    As Dr. Wyler’s truck came around the last bend, they both saw the single Luna City Police Department cruiser parked by the moldering Airstream, and Joe Vaughn – every crease of his crisp tan short-sleeved summer uniform as sharp as if it had just came from the cleaners not ten minutes ago – leaning against the fender, deep in conversation with Sefton and Judy. In marked contrast, the Grants were not crisp in their attire. In point of fact, neither of them were attired, although in deference to local sensibilities and the expectation of visitors, both had donned simple hand-loomed loincloths. It has long been a truism, and one deeply appreciated by Luna-ites that in just about every case, those who proudly and defiantly forswear clothing really ought not to indulge themselves this way, as a matter of aesthetics. Judy’s long hair covered the top half of her body rather efficiently, and Sefton wore battered cowboy boots.

    “What’s going on, Chief?” Dr. Wyler spoke first. Joe Vaughn tilted his white felt Stetson a little farther back on his head and nodded politely to Judy. Joe was tall, hawk-faced with a direct gaze – also like a hawk – and very, very fit. A military tattoo with the motto “Death from Above” showed below the bottom of his shirt sleeve, which barely constrained the arm that it clothed. His muscles had muscles.

    “Welfare check on a guest,” Joe replied. “Berto Gonzales called me up, first thing this morning, with a tale of how he brought out a fare last night from San Antonio – and he saw him on the TV this morning. Miz Adeliza told him some cock and bull about the fare being some TV celebrity chef that went ‘round the bend. Just as soon as I put the phone down, Miz Grant calls and tells me that their guest from last night is nowhere to be found. His clothes, his bag and wallet are all here …”

    “And two empty bottles of Cristal,” Judy Grant put in, her pleasant round face the picture of worry. “I think he must have drunk it all… You don’t think he’s done away with himself, do you?”

    “Overpriced gnat-pee,” Dr. Wyler put in, apropos of nothing in particular. “A man with real taste wouldn’t swill anything but Krug for a last drink.”

    “Young Berto says his grandma told him this runaway chef is a bad boy named Rich Hall,” Joe Vaughn answered. “But this joker’s Green Card and visa say that he is Richard Astor-Hall, and that he came in through New York two days ago.

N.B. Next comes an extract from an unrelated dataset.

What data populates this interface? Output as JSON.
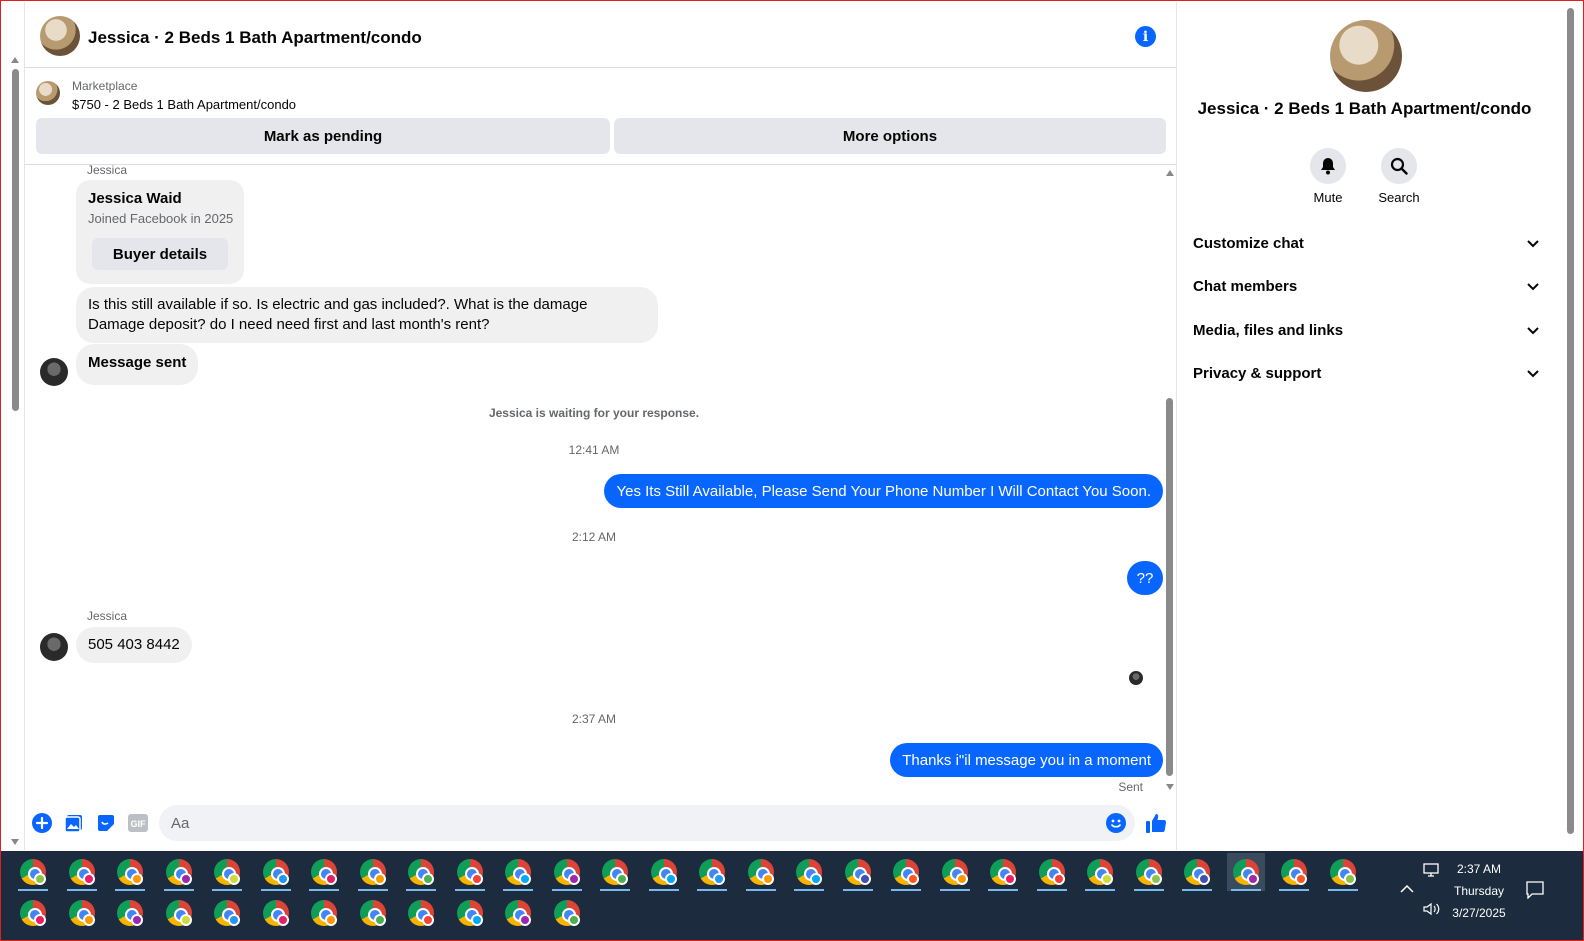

The paperwork says that he is a chef, though.”

    “You don’t say,” Dr. Wyler’s expression brightened … but just then, the screaming started.